Records shown:
Segment Open
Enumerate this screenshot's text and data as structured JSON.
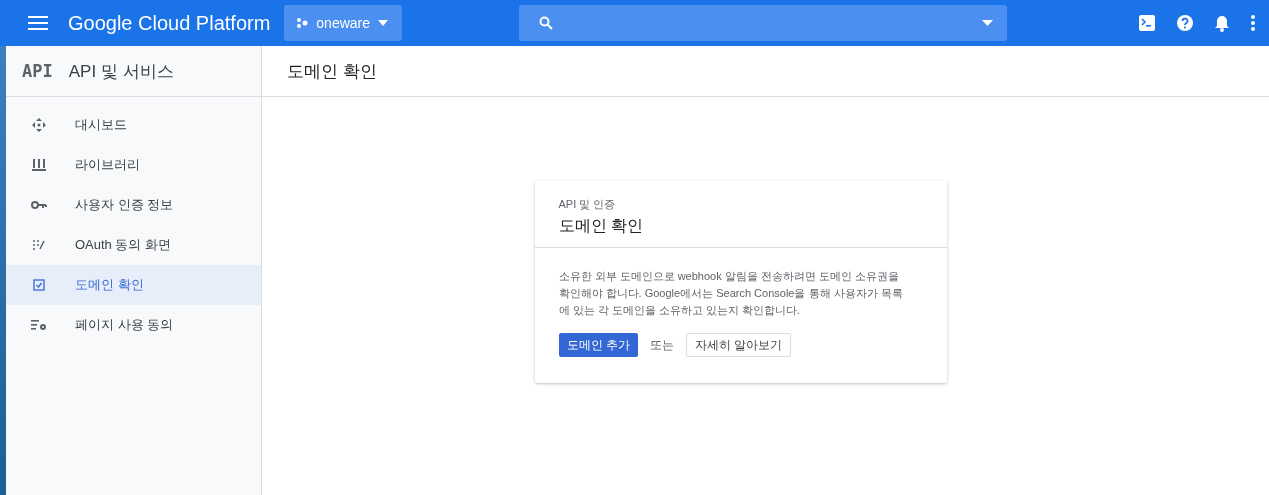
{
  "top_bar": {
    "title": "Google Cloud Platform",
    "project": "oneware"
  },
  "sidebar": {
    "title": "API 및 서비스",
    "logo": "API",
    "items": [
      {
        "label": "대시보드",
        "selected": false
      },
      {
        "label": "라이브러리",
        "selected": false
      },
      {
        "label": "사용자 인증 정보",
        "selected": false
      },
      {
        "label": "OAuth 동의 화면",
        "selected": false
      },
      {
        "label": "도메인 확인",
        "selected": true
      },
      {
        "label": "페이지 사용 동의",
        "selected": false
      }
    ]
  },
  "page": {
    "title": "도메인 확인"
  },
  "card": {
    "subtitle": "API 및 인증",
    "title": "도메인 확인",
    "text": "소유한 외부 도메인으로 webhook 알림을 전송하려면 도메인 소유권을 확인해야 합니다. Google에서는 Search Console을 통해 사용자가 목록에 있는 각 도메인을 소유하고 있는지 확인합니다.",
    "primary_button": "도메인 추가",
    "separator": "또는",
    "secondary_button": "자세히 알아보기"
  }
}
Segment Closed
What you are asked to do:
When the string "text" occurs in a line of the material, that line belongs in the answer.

Output of the exercise:
Enumerate this screenshot's text and data as structured JSON.
    "text": "소유한 외부 도메인으로 webhook 알림을 전송하려면 도메인 소유권을 확인해야 합니다. Google에서는 Search Console을 통해 사용자가 목록에 있는 각 도메인을 소유하고 있는지 확인합니다.",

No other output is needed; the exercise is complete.